I wrote a simple network monitor that uses the "ping %s -n %d -w %d" windows command line command as suggested in for example:
But this ping wrongly sais ok if there is an ping error "TTL expired in transit", same problem exists in windows command line, see screnshot.
I find several suggestions if I search for "ping" in the forums, which one shall I use to avoid this problem?
By the way most humans interprets this error wrongly also, I know from own experience!
Solved! Go to Solution.
I don't see the word "ok" anywhere in the ping result.
Technically, everything is correct as it is shown. Four requests sent, four answers received. Zero lost packages.
It's up to you to detect the "TTL expired" case.
Although your answers seem to contradict, all of you are correct. ping is the correct tool to generally check if there is a route to a host. It can also do some metrics, but it cannot assess if a route makes sense:
$ ping -i 1 18.104.22.168
Here I expect my TTL to expire in transit. However, this message still means there is a route to that remote host found (no evidence about if it actually works).
-> everything is fine, despite the message
$ ping -i 128 22.214.171.124
(same as ping 126.96.36.199)
Here I'd expect a full round-trip of the icmp packet. If you see "TTL expired in transit", you most likely have a looped route or are missing a vlan configuration one side of a trunk port. The remote host will never be reached.
-> you need some network troubleshooting

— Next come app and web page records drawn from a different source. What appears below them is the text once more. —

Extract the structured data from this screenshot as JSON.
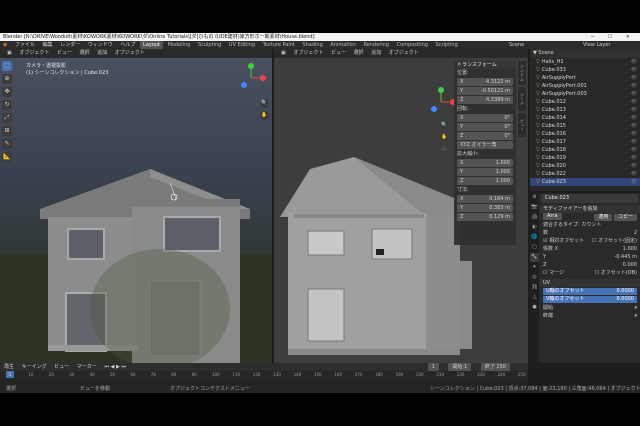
{
  "title": "Blender [N:\\DRIVE\\Wooduth素材\\KOWORK素材\\KOWORK\\ダ\\Online Tutorials\\[ダ]ひもの (UDE建材)家方形ホー新素材\\House.blend]",
  "menu": [
    "ファイル",
    "編集",
    "レンダー",
    "ウィンドウ",
    "ヘルプ"
  ],
  "workspaces": [
    "Layout",
    "Modeling",
    "Sculpting",
    "UV Editing",
    "Texture Paint",
    "Shading",
    "Animation",
    "Rendering",
    "Compositing",
    "Scripting"
  ],
  "active_workspace": "Layout",
  "scene_label": "Scene",
  "view_layer_label": "View Layer",
  "left_vp": {
    "header": [
      "オブジェクト",
      "ビュー",
      "選択",
      "追加",
      "オブジェクト"
    ],
    "camera_line": "カメラ・透視投影",
    "collection_line": "(1) シーンコレクション | Cube.023"
  },
  "right_vp": {
    "header": [
      "オブジェクト",
      "ビュー",
      "選択",
      "追加",
      "オブジェクト"
    ]
  },
  "npanel": {
    "header": "トランスフォーム",
    "loc_label": "位置:",
    "loc": [
      [
        "X",
        "4.3122 m"
      ],
      [
        "Y",
        "-0.50121 m"
      ],
      [
        "Z",
        "4.3389 m"
      ]
    ],
    "rot_label": "回転:",
    "rot": [
      [
        "X",
        "0°"
      ],
      [
        "Y",
        "0°"
      ],
      [
        "Z",
        "0°"
      ]
    ],
    "mode": "XYZ オイラー角",
    "scale_label": "拡大縮小:",
    "scale": [
      [
        "X",
        "1.000"
      ],
      [
        "Y",
        "1.000"
      ],
      [
        "Z",
        "1.000"
      ]
    ],
    "dim_label": "寸法:",
    "dim": [
      [
        "X",
        "0.184 m"
      ],
      [
        "Y",
        "0.383 m"
      ],
      [
        "Z",
        "0.129 m"
      ]
    ],
    "tabs": [
      "アイテム",
      "ツール",
      "ビュー"
    ]
  },
  "outliner": {
    "header": "▼ Scene",
    "items": [
      "Halls_H1",
      "Cube.033",
      "AirSupplyPort",
      "AirSupplyPort.001",
      "AirSupplyPort.003",
      "Cube.012",
      "Cube.013",
      "Cube.014",
      "Cube.015",
      "Cube.016",
      "Cube.017",
      "Cube.018",
      "Cube.019",
      "Cube.020",
      "Cube.022",
      "Cube.023"
    ],
    "selected_index": 15
  },
  "props": {
    "object": "Cube.023",
    "modifier_add": "モディファイアーを追加",
    "modifier_name": "Arra",
    "apply": "適用",
    "copy": "コピー",
    "fit_type": "適合するタイプ: カウント",
    "count_label": "数",
    "count": "2",
    "relative_offset": "相対オフセット",
    "constant_offset": "オフセット(固定)",
    "factors": [
      [
        "係数 X",
        "1.000"
      ],
      [
        "Y",
        "-0.445 m"
      ],
      [
        "Z",
        "0.000"
      ]
    ],
    "merge": "マージ",
    "object_offset": "オフセット(OB)",
    "uv": "UV",
    "uv_offset_u": [
      "U軸のオフセット",
      "0.0000"
    ],
    "uv_offset_v": [
      "V軸のオフセット",
      "0.0000"
    ],
    "start_cap": "開始",
    "end_cap": "終端"
  },
  "timeline": {
    "header": [
      "再生",
      "キーイング",
      "ビュー",
      "マーカー"
    ],
    "current_frame": "1",
    "start": "開始 1",
    "end": "終了 250",
    "ticks": [
      "0",
      "10",
      "20",
      "30",
      "40",
      "50",
      "60",
      "70",
      "80",
      "90",
      "100",
      "110",
      "120",
      "130",
      "140",
      "150",
      "160",
      "170",
      "180",
      "190",
      "200",
      "210",
      "220",
      "230",
      "240",
      "250"
    ]
  },
  "status": {
    "select": "選択",
    "view_move": "ビューを移動",
    "context_menu": "オブジェクトコンテクストメニュー",
    "stats": "シーンコレクション | Cube.023 | 頂点:37,084 | 面:23,180 | 三角面:46,064 | オブジェクト:0/84 | 2.92"
  }
}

Ok, I'll improve the parsing of the resulting text then. But if feels a little to hacky to be good practise.
I remember a similar case when I did something clever that broke since the output in command line was different in windows xp/7 or different in swedish/english/japanese or whatever.
But this tool is only for my personal use, so that should be ok.

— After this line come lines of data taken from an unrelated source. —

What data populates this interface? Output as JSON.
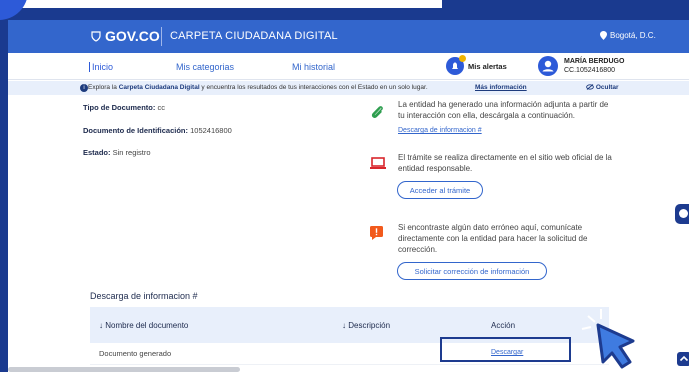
{
  "gov_bar": {
    "logo": "GOV.CO",
    "title": "CARPETA CIUDADANA DIGITAL",
    "location": "Bogotá, D.C."
  },
  "nav": {
    "items": [
      {
        "label": "Inicio"
      },
      {
        "label": "Mis categorias"
      },
      {
        "label": "Mi historial"
      }
    ],
    "alerts_label": "Mis alertas",
    "user_name": "MARÍA BERDUGO",
    "user_id": "CC.1052416800"
  },
  "banner": {
    "prefix": "Explora la ",
    "bold": "Carpeta Ciudadana Digital",
    "suffix": " y encuentra los resultados de tus interacciones con el Estado en un solo lugar.",
    "more_link": "Más información",
    "hide_label": "Ocultar"
  },
  "details": {
    "doc_type_label": "Tipo de Documento:",
    "doc_type_value": "cc",
    "doc_id_label": "Documento de Identificación:",
    "doc_id_value": "1052416800",
    "status_label": "Estado:",
    "status_value": "Sin registro"
  },
  "cards": {
    "attachment_text": "La entidad ha generado una información adjunta a partir de tu interacción con ella, descárgala a continuación.",
    "attachment_link": "Descarga de informacion #",
    "online_text": "El trámite se realiza directamente en el sitio web oficial de la entidad responsable.",
    "online_button": "Acceder al trámite",
    "error_text": "Si encontraste algún dato erróneo aquí, comunícate directamente con la entidad para hacer la solicitud de corrección.",
    "error_button": "Solicitar corrección de información"
  },
  "downloads": {
    "title": "Descarga de informacion #",
    "columns": [
      "↓ Nombre del documento",
      "↓ Descripción",
      "Acción"
    ],
    "rows": [
      {
        "name": "Documento generado",
        "description": "",
        "action": "Descargar"
      }
    ]
  },
  "colors": {
    "gov_blue": "#3366cc",
    "frame_blue": "#1a3a8f",
    "banner_bg": "#e8effb",
    "error_orange": "#f25a1c",
    "laptop_red": "#d9262c",
    "clip_green": "#2e9e4f"
  }
}
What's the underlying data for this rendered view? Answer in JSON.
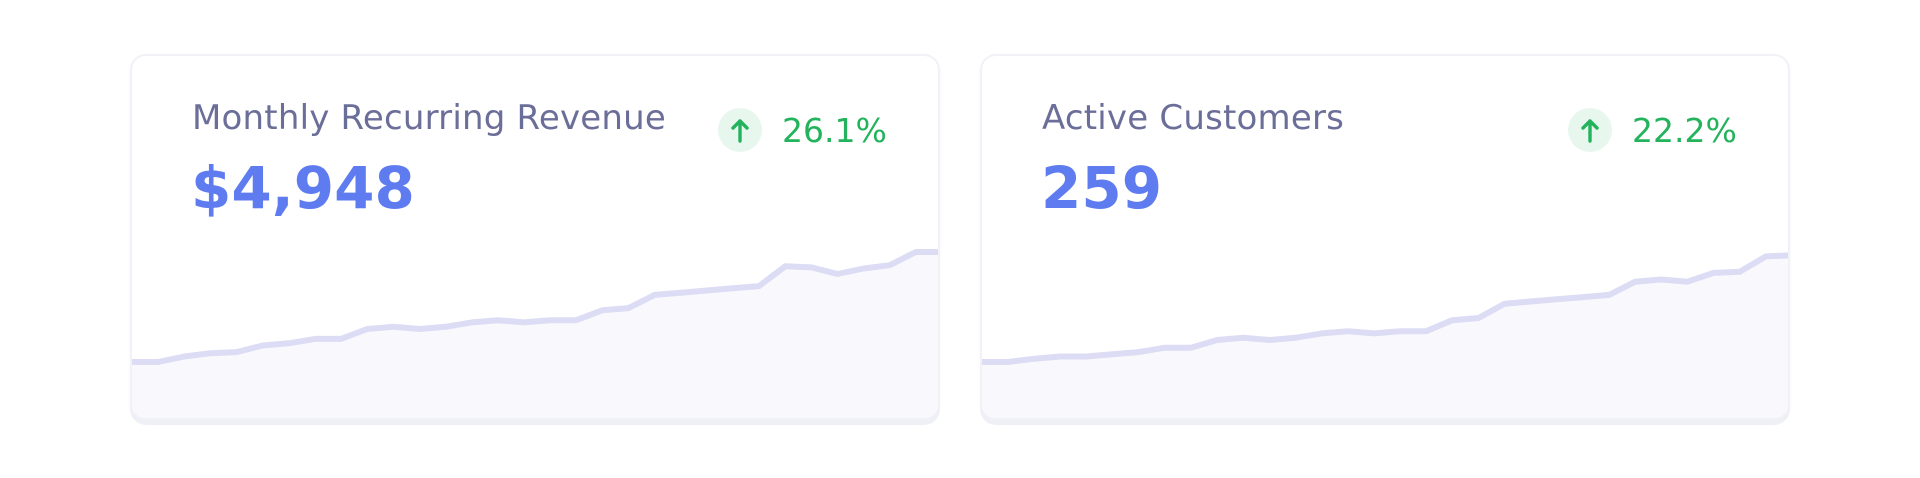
{
  "cards": [
    {
      "title": "Monthly Recurring Revenue",
      "value": "$4,948",
      "change": "26.1%",
      "trend_icon": "arrow-up-icon",
      "spark": [
        0.0,
        0.0,
        0.05,
        0.08,
        0.09,
        0.15,
        0.17,
        0.21,
        0.21,
        0.3,
        0.32,
        0.3,
        0.32,
        0.36,
        0.38,
        0.36,
        0.38,
        0.38,
        0.47,
        0.49,
        0.61,
        0.63,
        0.65,
        0.67,
        0.69,
        0.87,
        0.86,
        0.8,
        0.85,
        0.88,
        1.0,
        1.0
      ]
    },
    {
      "title": "Active Customers",
      "value": "259",
      "change": "22.2%",
      "trend_icon": "arrow-up-icon",
      "spark": [
        0.0,
        0.0,
        0.03,
        0.05,
        0.05,
        0.07,
        0.09,
        0.13,
        0.13,
        0.2,
        0.22,
        0.2,
        0.22,
        0.26,
        0.28,
        0.26,
        0.28,
        0.28,
        0.38,
        0.4,
        0.53,
        0.55,
        0.57,
        0.59,
        0.61,
        0.73,
        0.75,
        0.73,
        0.81,
        0.82,
        0.96,
        0.97
      ]
    }
  ],
  "colors": {
    "title": "#6b6e98",
    "value": "#5e7bf0",
    "positive": "#22b35c",
    "positive_bg": "#e8f7ee",
    "spark_line": "#dcdcf5",
    "spark_fill": "#f9f9fd"
  }
}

ikaiser, you are correct that it exist some network loops or something, and I try to figure out when and why it happens.
Thanks for all answers!
Of course, parsing the text output of a command line tool is always tricky as that output can and often is dependent on OS version, and definitely currently selected language setting. That's in the nature of the beast.
The alternative is to directly interface to the OS API. Problem here is that this is very dependant on OS and OS version.
Since Windows 2000 there exists some preinstalled ping service but the API to it was completely undocumented until Windows 7.
This is the WinAPI for that service. While it can be accessed with the LabVIEW Call Library Node, it is non-trivial to do so. For the faint hearted using some .Net nodes is probably the much easier alternative.
The alternative was to use raw sockets to create your own ping handler directly on top of IP frames, but the bad thing about this is that raw sockets are only available for priviliged processes, meaning they either need administrator rights together with being elevated since Windows Vista or a Policy change in the registry to allow raw socket access, which you only want to give to very specific processes as otherwise every virus can run havoc with your machine.